2. Naturally it is in the best interests of brands to promote their own interests and in the process much creative marketing wording arises, each brand using different words for what appears to be the same thing. We hear from CK our USA editor of ‘a growing feeling of being overwhelmed by the information flows in different ‘marketing languages’ and of conflicting claims’. ( “having been the owner of two outdoor brands I feel I have an understanding of and empathy with this”, Mike Parsons). The outdoor instructors and guides who are full time professional users are usually outside this training loop and indeed it has happened that pro’s sponsored by a brand and when asked by a client why they use such a products can only say in response, “because we are sponsored”.
3. What is lacking are fundamentals of the basic science, human physiology, manufacturing technology and historical breakthroughs which all the great innovations and progressions of the industry are based on. We feel that it would be of benefit to both the outdoor industry as a whole and individuals within it and on its periphery if such information and training tools were available and the retention levels of trainees recorded.
The sector lacks a formal and independent product training system, embracing all functions across the supply chain from factory to design to retail buyer and sales to professional instructor/guide.
There is little opportunity for continuous personal development and achievement that is measured and recognised.

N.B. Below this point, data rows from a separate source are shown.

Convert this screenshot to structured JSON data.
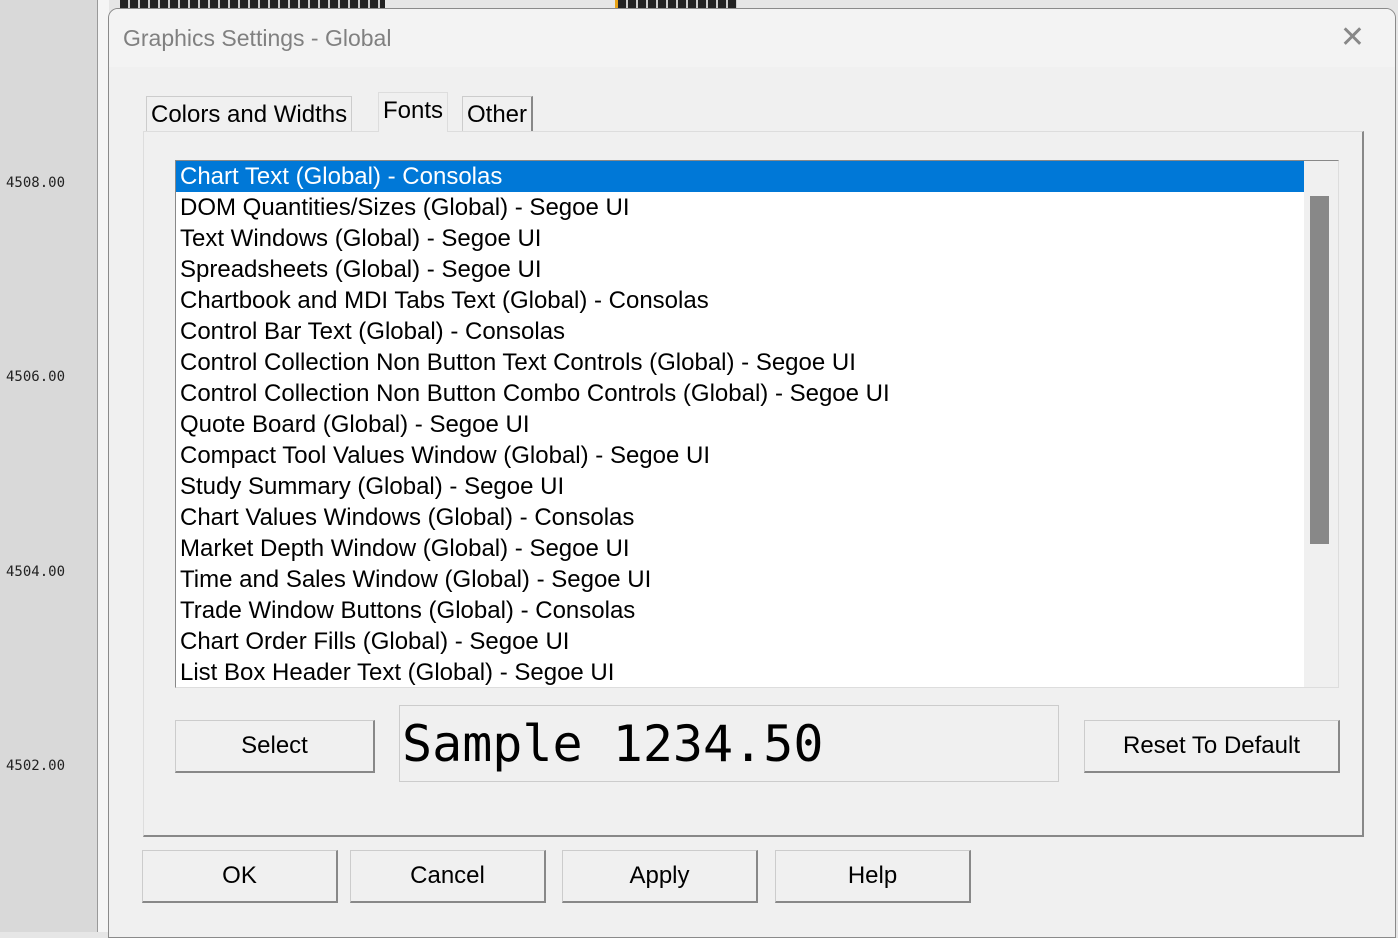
{
  "chart": {
    "prices": [
      "4508.00",
      "4506.00",
      "4504.00",
      "4502.00"
    ]
  },
  "dialog": {
    "title": "Graphics Settings - Global",
    "tabs": [
      "Colors and Widths",
      "Fonts",
      "Other"
    ],
    "active_tab": "Fonts",
    "fonts": [
      "Chart Text (Global) - Consolas",
      "DOM Quantities/Sizes (Global) - Segoe UI",
      "Text Windows (Global) - Segoe UI",
      "Spreadsheets (Global) - Segoe UI",
      "Chartbook and MDI Tabs Text (Global) - Consolas",
      "Control Bar Text (Global) - Consolas",
      "Control Collection Non Button Text Controls (Global) - Segoe UI",
      "Control Collection Non Button Combo Controls (Global) - Segoe UI",
      "Quote Board (Global) - Segoe UI",
      "Compact Tool Values Window (Global) - Segoe UI",
      "Study Summary (Global) - Segoe UI",
      "Chart Values Windows (Global) - Consolas",
      "Market Depth Window (Global) - Segoe UI",
      "Time and Sales Window (Global) - Segoe UI",
      "Trade Window Buttons (Global) - Consolas",
      "Chart Order Fills (Global) - Segoe UI",
      "List Box Header Text (Global) - Segoe UI"
    ],
    "select_label": "Select",
    "sample_text": "Sample 1234.50",
    "reset_label": "Reset To Default",
    "ok_label": "OK",
    "cancel_label": "Cancel",
    "apply_label": "Apply",
    "help_label": "Help",
    "accent": "#0078d7"
  }
}
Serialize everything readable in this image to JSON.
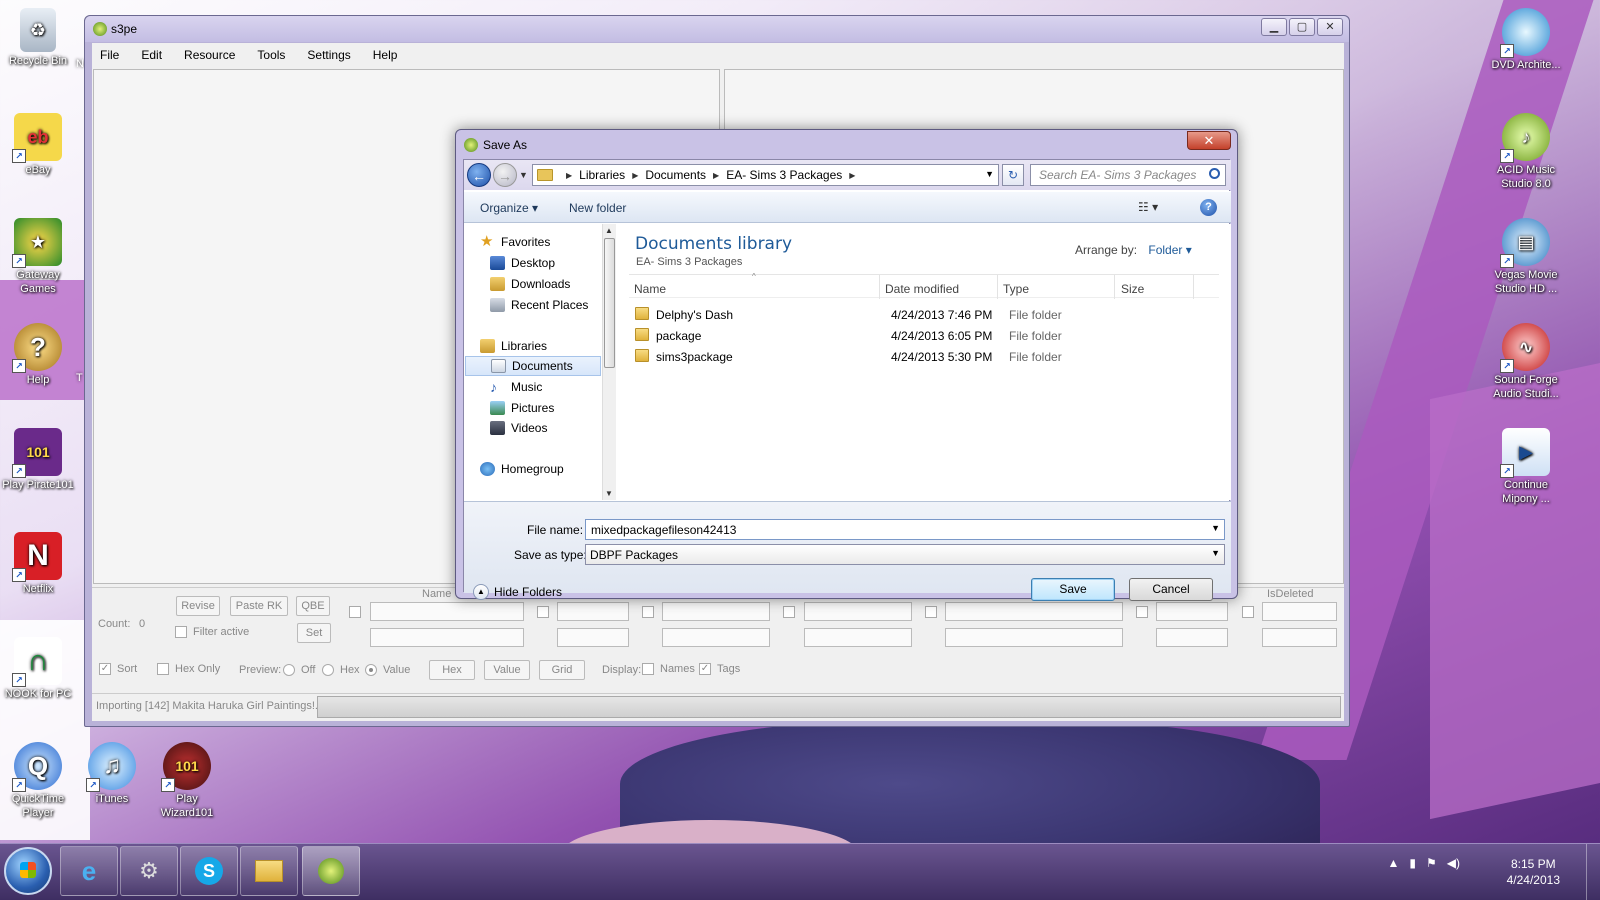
{
  "desktop": {
    "left_icons": [
      {
        "label": "Recycle Bin",
        "icon": "recycle-bin-icon"
      },
      {
        "label": "eBay",
        "icon": "ebay-icon"
      },
      {
        "label": "Gateway Games",
        "icon": "gateway-games-icon"
      },
      {
        "label": "Help",
        "icon": "help-icon"
      },
      {
        "label": "Play Pirate101",
        "icon": "pirate101-icon"
      },
      {
        "label": "Netflix",
        "icon": "netflix-icon"
      },
      {
        "label": "NOOK for PC",
        "icon": "nook-icon"
      }
    ],
    "bottom_icons": [
      {
        "label": "QuickTime Player",
        "icon": "quicktime-icon"
      },
      {
        "label": "iTunes",
        "icon": "itunes-icon"
      },
      {
        "label": "Play Wizard101",
        "icon": "wizard101-icon"
      }
    ],
    "right_icons": [
      {
        "label": "DVD Archite...",
        "icon": "dvd-architect-icon"
      },
      {
        "label": "ACID Music Studio 8.0",
        "icon": "acid-music-icon"
      },
      {
        "label": "Vegas Movie Studio HD ...",
        "icon": "vegas-movie-icon"
      },
      {
        "label": "Sound Forge Audio Studi...",
        "icon": "sound-forge-icon"
      },
      {
        "label": "Continue Mipony ...",
        "icon": "mipony-icon"
      }
    ],
    "partial_labels": {
      "n": "N",
      "t": "T"
    }
  },
  "main_window": {
    "title": "s3pe",
    "menu": [
      "File",
      "Edit",
      "Resource",
      "Tools",
      "Settings",
      "Help"
    ],
    "filter": {
      "count_label": "Count:",
      "count_value": "0",
      "revise": "Revise",
      "paste_rk": "Paste RK",
      "qbe": "QBE",
      "set": "Set",
      "filter_active": "Filter active",
      "name_header": "Name",
      "isdeleted_header": "IsDeleted",
      "sort": "Sort",
      "hex_only": "Hex Only",
      "preview": "Preview:",
      "off": "Off",
      "hex": "Hex",
      "value": "Value",
      "hex_btn": "Hex",
      "value_btn": "Value",
      "grid_btn": "Grid",
      "display": "Display:",
      "names": "Names",
      "tags": "Tags"
    },
    "status_text": "Importing [142] Makita Haruka Girl Paintings!..."
  },
  "dialog": {
    "title": "Save As",
    "close_glyph": "✕",
    "breadcrumb": [
      "Libraries",
      "Documents",
      "EA- Sims 3 Packages"
    ],
    "search_placeholder": "Search EA- Sims 3 Packages",
    "toolbar": {
      "organize": "Organize ▾",
      "new_folder": "New folder",
      "view": "☷ ▾",
      "help": "?"
    },
    "nav": {
      "favorites": "Favorites",
      "desktop": "Desktop",
      "downloads": "Downloads",
      "recent_places": "Recent Places",
      "libraries": "Libraries",
      "documents": "Documents",
      "music": "Music",
      "pictures": "Pictures",
      "videos": "Videos",
      "homegroup": "Homegroup"
    },
    "library_title": "Documents library",
    "library_sub": "EA- Sims 3 Packages",
    "arrange_by_label": "Arrange by:",
    "arrange_by_value": "Folder ▾",
    "columns": [
      "Name",
      "Date modified",
      "Type",
      "Size"
    ],
    "files": [
      {
        "name": "Delphy's Dash",
        "date": "4/24/2013 7:46 PM",
        "type": "File folder"
      },
      {
        "name": "package",
        "date": "4/24/2013 6:05 PM",
        "type": "File folder"
      },
      {
        "name": "sims3package",
        "date": "4/24/2013 5:30 PM",
        "type": "File folder"
      }
    ],
    "file_name_label": "File name:",
    "file_name_value": "mixedpackagefileson42413",
    "save_type_label": "Save as type:",
    "save_type_value": "DBPF Packages",
    "hide_folders": "Hide Folders",
    "save": "Save",
    "cancel": "Cancel"
  },
  "taskbar": {
    "clock_time": "8:15 PM",
    "clock_date": "4/24/2013",
    "apps": [
      "internet-explorer-icon",
      "steam-icon",
      "skype-icon",
      "file-explorer-icon",
      "s3pe-icon"
    ]
  }
}
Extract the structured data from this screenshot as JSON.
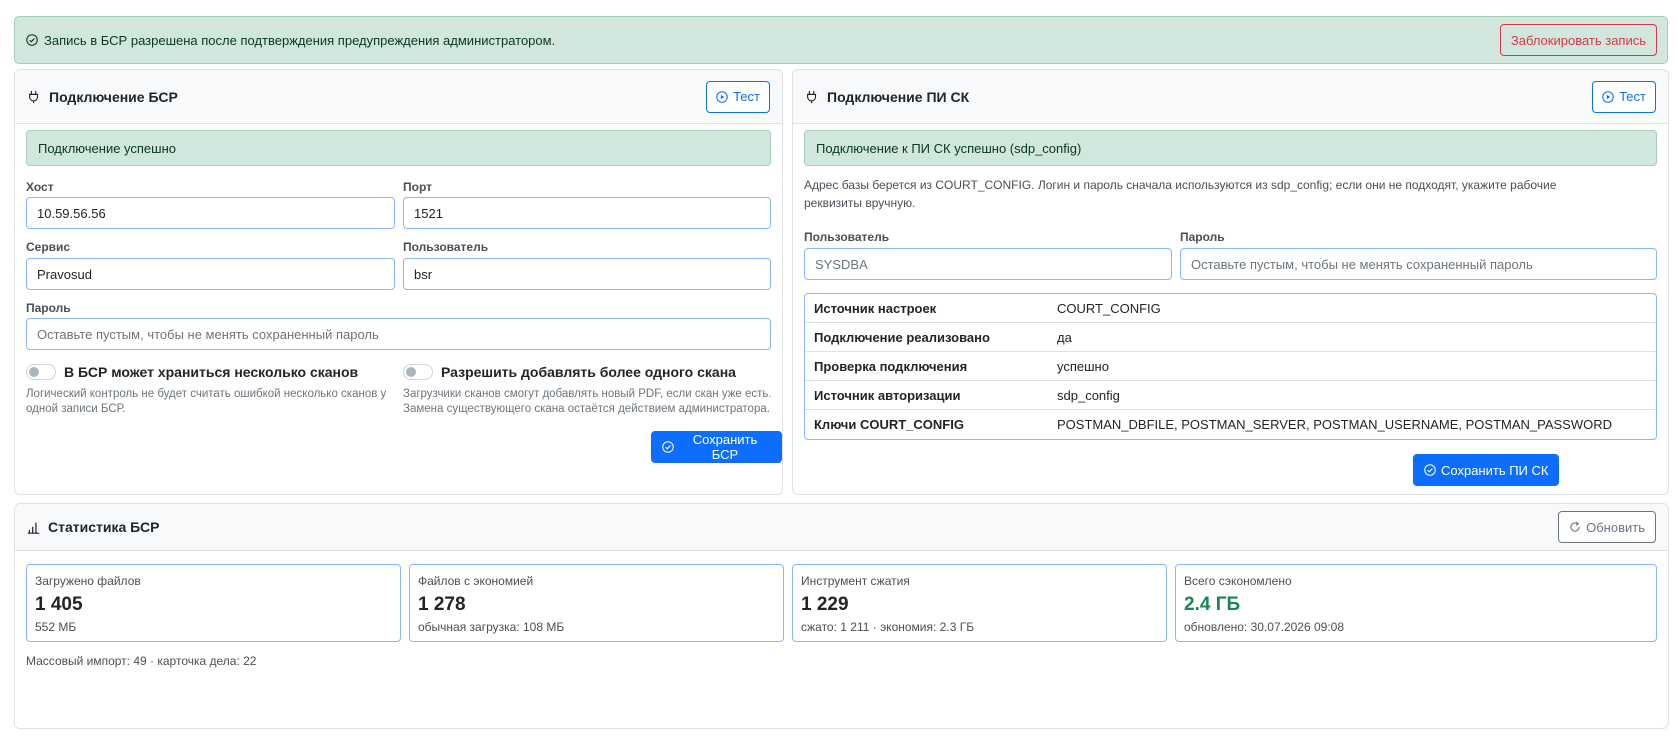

Skills for using garments and products have been under emphasised, and should be embraced within a training system to educate users in a way that gives them the best chance of ensuring that users optimise performance.
When retailers are OGC trained on the base principles of how all garments work and best practises for using them, brand training people can focus more clearly on brand and product differentiation and building of the all important trading and personal relationships.
Outdoor instructing professionals, and journalists, the very people who use the products most extensively, are usually left out of existing product training. We aim to work closely with the BMC and UK mountain training to see how our courses can support their extensive and existing instruction.
In the UK and many countries, extensive and inclusive mountain training courses exist at all levels from walking group leaders to climbing walls to snow and ice. Snow sports have also very extensive training, usually for professional instructors but sometimes for volunteers. Most of these course contents and accreditation are co-ordinated across Europe to ensure ‘equivalence’ and that the skill can be used legally, Europe wide. The UIAA is involved with this.
The UK cycle industry has very extensive and successful training courses, admittedly driven by the legal requirement that a cycle be roadworthy when sold to the end user. The first course is recognising by name all parts of a bike and which parts need lubrication. Our first of 10 modules, 1.1 similarly starts with the basics ‘Size, fit, grade and tailoring for function.’